- What to produce:
Please print each record below exactly as it is written.

- Data for the task:

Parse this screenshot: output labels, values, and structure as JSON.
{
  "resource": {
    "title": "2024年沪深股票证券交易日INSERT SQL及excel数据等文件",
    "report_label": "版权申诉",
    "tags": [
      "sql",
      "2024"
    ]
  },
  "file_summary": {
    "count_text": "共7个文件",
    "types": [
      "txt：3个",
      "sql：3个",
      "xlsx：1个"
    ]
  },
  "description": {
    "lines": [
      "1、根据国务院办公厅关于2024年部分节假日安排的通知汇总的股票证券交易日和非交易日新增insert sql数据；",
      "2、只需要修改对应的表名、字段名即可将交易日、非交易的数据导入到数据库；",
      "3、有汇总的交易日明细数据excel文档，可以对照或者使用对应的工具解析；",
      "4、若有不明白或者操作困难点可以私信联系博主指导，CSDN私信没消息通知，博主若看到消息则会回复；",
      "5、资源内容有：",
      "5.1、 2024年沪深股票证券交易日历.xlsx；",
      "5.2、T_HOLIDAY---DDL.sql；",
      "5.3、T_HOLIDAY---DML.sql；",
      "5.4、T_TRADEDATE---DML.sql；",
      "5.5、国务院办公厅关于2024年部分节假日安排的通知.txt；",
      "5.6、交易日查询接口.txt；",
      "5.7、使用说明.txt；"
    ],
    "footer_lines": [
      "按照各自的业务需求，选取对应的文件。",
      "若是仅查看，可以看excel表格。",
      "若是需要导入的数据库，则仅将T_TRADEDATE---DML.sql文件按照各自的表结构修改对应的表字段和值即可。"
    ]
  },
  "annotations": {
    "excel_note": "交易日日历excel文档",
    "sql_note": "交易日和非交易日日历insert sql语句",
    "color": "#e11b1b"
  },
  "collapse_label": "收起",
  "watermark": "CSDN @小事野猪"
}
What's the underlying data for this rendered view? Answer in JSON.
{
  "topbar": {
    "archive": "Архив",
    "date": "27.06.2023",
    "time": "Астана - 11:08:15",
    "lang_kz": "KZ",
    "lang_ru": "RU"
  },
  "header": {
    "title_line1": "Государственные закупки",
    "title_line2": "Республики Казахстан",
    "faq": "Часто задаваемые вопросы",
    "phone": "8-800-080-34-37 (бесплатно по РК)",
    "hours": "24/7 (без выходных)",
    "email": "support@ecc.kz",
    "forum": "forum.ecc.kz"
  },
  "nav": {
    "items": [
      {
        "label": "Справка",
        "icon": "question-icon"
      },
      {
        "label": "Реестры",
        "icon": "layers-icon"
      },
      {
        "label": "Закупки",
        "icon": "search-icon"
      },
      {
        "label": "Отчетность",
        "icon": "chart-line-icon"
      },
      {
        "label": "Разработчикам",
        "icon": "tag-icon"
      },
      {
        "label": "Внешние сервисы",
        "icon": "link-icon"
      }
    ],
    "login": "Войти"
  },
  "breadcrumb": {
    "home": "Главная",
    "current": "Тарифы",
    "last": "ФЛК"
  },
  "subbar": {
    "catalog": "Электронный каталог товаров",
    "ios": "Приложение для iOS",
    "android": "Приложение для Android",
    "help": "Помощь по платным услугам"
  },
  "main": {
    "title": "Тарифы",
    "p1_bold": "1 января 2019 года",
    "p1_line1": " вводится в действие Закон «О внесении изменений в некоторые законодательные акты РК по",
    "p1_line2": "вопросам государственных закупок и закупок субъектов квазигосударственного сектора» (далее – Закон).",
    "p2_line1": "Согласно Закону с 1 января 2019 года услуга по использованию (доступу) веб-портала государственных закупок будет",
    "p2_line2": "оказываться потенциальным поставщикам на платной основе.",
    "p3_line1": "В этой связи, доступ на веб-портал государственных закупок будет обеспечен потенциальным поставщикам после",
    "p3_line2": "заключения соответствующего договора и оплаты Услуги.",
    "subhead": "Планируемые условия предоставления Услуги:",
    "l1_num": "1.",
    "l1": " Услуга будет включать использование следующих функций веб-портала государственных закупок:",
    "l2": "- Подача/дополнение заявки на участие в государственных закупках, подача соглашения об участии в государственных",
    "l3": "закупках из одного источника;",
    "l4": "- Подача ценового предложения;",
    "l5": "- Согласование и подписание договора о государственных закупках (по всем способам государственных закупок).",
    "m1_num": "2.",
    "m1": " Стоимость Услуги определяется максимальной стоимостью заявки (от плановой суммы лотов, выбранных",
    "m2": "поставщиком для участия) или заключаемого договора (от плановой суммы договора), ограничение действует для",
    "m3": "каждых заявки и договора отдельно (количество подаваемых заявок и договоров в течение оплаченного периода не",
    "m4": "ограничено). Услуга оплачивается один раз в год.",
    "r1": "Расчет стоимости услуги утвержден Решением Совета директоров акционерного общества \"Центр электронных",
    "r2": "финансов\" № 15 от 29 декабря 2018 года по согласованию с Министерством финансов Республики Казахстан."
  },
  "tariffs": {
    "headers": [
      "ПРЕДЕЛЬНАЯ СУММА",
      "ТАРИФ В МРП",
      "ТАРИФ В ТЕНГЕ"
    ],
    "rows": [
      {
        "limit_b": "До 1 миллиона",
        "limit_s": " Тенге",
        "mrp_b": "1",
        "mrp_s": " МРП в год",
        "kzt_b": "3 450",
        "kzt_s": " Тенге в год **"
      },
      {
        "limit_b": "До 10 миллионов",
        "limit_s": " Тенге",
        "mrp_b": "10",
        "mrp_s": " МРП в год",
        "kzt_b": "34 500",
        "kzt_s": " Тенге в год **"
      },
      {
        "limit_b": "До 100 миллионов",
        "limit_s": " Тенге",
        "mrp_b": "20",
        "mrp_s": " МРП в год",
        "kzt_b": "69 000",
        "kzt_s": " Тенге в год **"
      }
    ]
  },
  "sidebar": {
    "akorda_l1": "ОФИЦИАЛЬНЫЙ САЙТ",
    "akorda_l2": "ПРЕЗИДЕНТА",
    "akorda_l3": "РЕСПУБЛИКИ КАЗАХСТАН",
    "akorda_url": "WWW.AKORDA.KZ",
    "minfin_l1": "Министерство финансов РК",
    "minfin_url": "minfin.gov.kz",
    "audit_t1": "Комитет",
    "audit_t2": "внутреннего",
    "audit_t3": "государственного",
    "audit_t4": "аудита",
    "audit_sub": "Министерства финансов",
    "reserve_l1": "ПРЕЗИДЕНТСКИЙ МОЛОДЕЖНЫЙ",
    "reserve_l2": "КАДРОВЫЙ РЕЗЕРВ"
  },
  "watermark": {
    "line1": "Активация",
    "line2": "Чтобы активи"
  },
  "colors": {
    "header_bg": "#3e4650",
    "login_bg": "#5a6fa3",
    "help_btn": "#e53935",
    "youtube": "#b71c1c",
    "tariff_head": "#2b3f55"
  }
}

- Answer space:
Parse this screenshot: output labels, values, and structure as JSON.
{
  "resource": {
    "title": "2024年沪深股票证券交易日INSERT SQL及excel数据等文件",
    "report_label": "版权申诉",
    "tags": [
      "sql",
      "2024"
    ]
  },
  "file_summary": {
    "count_text": "共7个文件",
    "types": [
      "txt：3个",
      "sql：3个",
      "xlsx：1个"
    ]
  },
  "description": {
    "lines": [
      "1、根据国务院办公厅关于2024年部分节假日安排的通知汇总的股票证券交易日和非交易日新增insert sql数据；",
      "2、只需要修改对应的表名、字段名即可将交易日、非交易的数据导入到数据库；",
      "3、有汇总的交易日明细数据excel文档，可以对照或者使用对应的工具解析；",
      "4、若有不明白或者操作困难点可以私信联系博主指导，CSDN私信没消息通知，博主若看到消息则会回复；",
      "5、资源内容有：",
      "5.1、 2024年沪深股票证券交易日历.xlsx；",
      "5.2、T_HOLIDAY---DDL.sql；",
      "5.3、T_HOLIDAY---DML.sql；",
      "5.4、T_TRADEDATE---DML.sql；",
      "5.5、国务院办公厅关于2024年部分节假日安排的通知.txt；",
      "5.6、交易日查询接口.txt；",
      "5.7、使用说明.txt；"
    ],
    "footer_lines": [
      "按照各自的业务需求，选取对应的文件。",
      "若是仅查看，可以看excel表格。",
      "若是需要导入的数据库，则仅将T_TRADEDATE---DML.sql文件按照各自的表结构修改对应的表字段和值即可。"
    ]
  },
  "annotations": {
    "excel_note": "交易日日历excel文档",
    "sql_note": "交易日和非交易日日历insert sql语句",
    "color": "#e11b1b"
  },
  "collapse_label": "收起",
  "watermark": "CSDN @小事野猪"
}
What's the underlying data for this rendered view? Answer in JSON.
{
  "topbar": {
    "archive": "Архив",
    "date": "27.06.2023",
    "time": "Астана - 11:08:15",
    "lang_kz": "KZ",
    "lang_ru": "RU"
  },
  "header": {
    "title_line1": "Государственные закупки",
    "title_line2": "Республики Казахстан",
    "faq": "Часто задаваемые вопросы",
    "phone": "8-800-080-34-37 (бесплатно по РК)",
    "hours": "24/7 (без выходных)",
    "email": "support@ecc.kz",
    "forum": "forum.ecc.kz"
  },
  "nav": {
    "items": [
      {
        "label": "Справка",
        "icon": "question-icon"
      },
      {
        "label": "Реестры",
        "icon": "layers-icon"
      },
      {
        "label": "Закупки",
        "icon": "search-icon"
      },
      {
        "label": "Отчетность",
        "icon": "chart-line-icon"
      },
      {
        "label": "Разработчикам",
        "icon": "tag-icon"
      },
      {
        "label": "Внешние сервисы",
        "icon": "link-icon"
      }
    ],
    "login": "Войти"
  },
  "breadcrumb": {
    "home": "Главная",
    "current": "Тарифы",
    "last": "ФЛК"
  },
  "subbar": {
    "catalog": "Электронный каталог товаров",
    "ios": "Приложение для iOS",
    "android": "Приложение для Android",
    "help": "Помощь по платным услугам"
  },
  "main": {
    "title": "Тарифы",
    "p1_bold": "1 января 2019 года",
    "p1_line1": " вводится в действие Закон «О внесении изменений в некоторые законодательные акты РК по",
    "p1_line2": "вопросам государственных закупок и закупок субъектов квазигосударственного сектора» (далее – Закон).",
    "p2_line1": "Согласно Закону с 1 января 2019 года услуга по использованию (доступу) веб-портала государственных закупок будет",
    "p2_line2": "оказываться потенциальным поставщикам на платной основе.",
    "p3_line1": "В этой связи, доступ на веб-портал государственных закупок будет обеспечен потенциальным поставщикам после",
    "p3_line2": "заключения соответствующего договора и оплаты Услуги.",
    "subhead": "Планируемые условия предоставления Услуги:",
    "l1_num": "1.",
    "l1": " Услуга будет включать использование следующих функций веб-портала государственных закупок:",
    "l2": "- Подача/дополнение заявки на участие в государственных закупках, подача соглашения об участии в государственных",
    "l3": "закупках из одного источника;",
    "l4": "- Подача ценового предложения;",
    "l5": "- Согласование и подписание договора о государственных закупках (по всем способам государственных закупок).",
    "m1_num": "2.",
    "m1": " Стоимость Услуги определяется максимальной стоимостью заявки (от плановой суммы лотов, выбранных",
    "m2": "поставщиком для участия) или заключаемого договора (от плановой суммы договора), ограничение действует для",
    "m3": "каждых заявки и договора отдельно (количество подаваемых заявок и договоров в течение оплаченного периода не",
    "m4": "ограничено). Услуга оплачивается один раз в год.",
    "r1": "Расчет стоимости услуги утвержден Решением Совета директоров акционерного общества \"Центр электронных",
    "r2": "финансов\" № 15 от 29 декабря 2018 года по согласованию с Министерством финансов Республики Казахстан."
  },
  "tariffs": {
    "headers": [
      "ПРЕДЕЛЬНАЯ СУММА",
      "ТАРИФ В МРП",
      "ТАРИФ В ТЕНГЕ"
    ],
    "rows": [
      {
        "limit_b": "До 1 миллиона",
        "limit_s": " Тенге",
        "mrp_b": "1",
        "mrp_s": " МРП в год",
        "kzt_b": "3 450",
        "kzt_s": " Тенге в год **"
      },
      {
        "limit_b": "До 10 миллионов",
        "limit_s": " Тенге",
        "mrp_b": "10",
        "mrp_s": " МРП в год",
        "kzt_b": "34 500",
        "kzt_s": " Тенге в год **"
      },
      {
        "limit_b": "До 100 миллионов",
        "limit_s": " Тенге",
        "mrp_b": "20",
        "mrp_s": " МРП в год",
        "kzt_b": "69 000",
        "kzt_s": " Тенге в год **"
      }
    ]
  },
  "sidebar": {
    "akorda_l1": "ОФИЦИАЛЬНЫЙ САЙТ",
    "akorda_l2": "ПРЕЗИДЕНТА",
    "akorda_l3": "РЕСПУБЛИКИ КАЗАХСТАН",
    "akorda_url": "WWW.AKORDA.KZ",
    "minfin_l1": "Министерство финансов РК",
    "minfin_url": "minfin.gov.kz",
    "audit_t1": "Комитет",
    "audit_t2": "внутреннего",
    "audit_t3": "государственного",
    "audit_t4": "аудита",
    "audit_sub": "Министерства финансов",
    "reserve_l1": "ПРЕЗИДЕНТСКИЙ МОЛОДЕЖНЫЙ",
    "reserve_l2": "КАДРОВЫЙ РЕЗЕРВ"
  },
  "watermark": {
    "line1": "Активация",
    "line2": "Чтобы активи"
  },
  "colors": {
    "header_bg": "#3e4650",
    "login_bg": "#5a6fa3",
    "help_btn": "#e53935",
    "youtube": "#b71c1c",
    "tariff_head": "#2b3f55"
  }
}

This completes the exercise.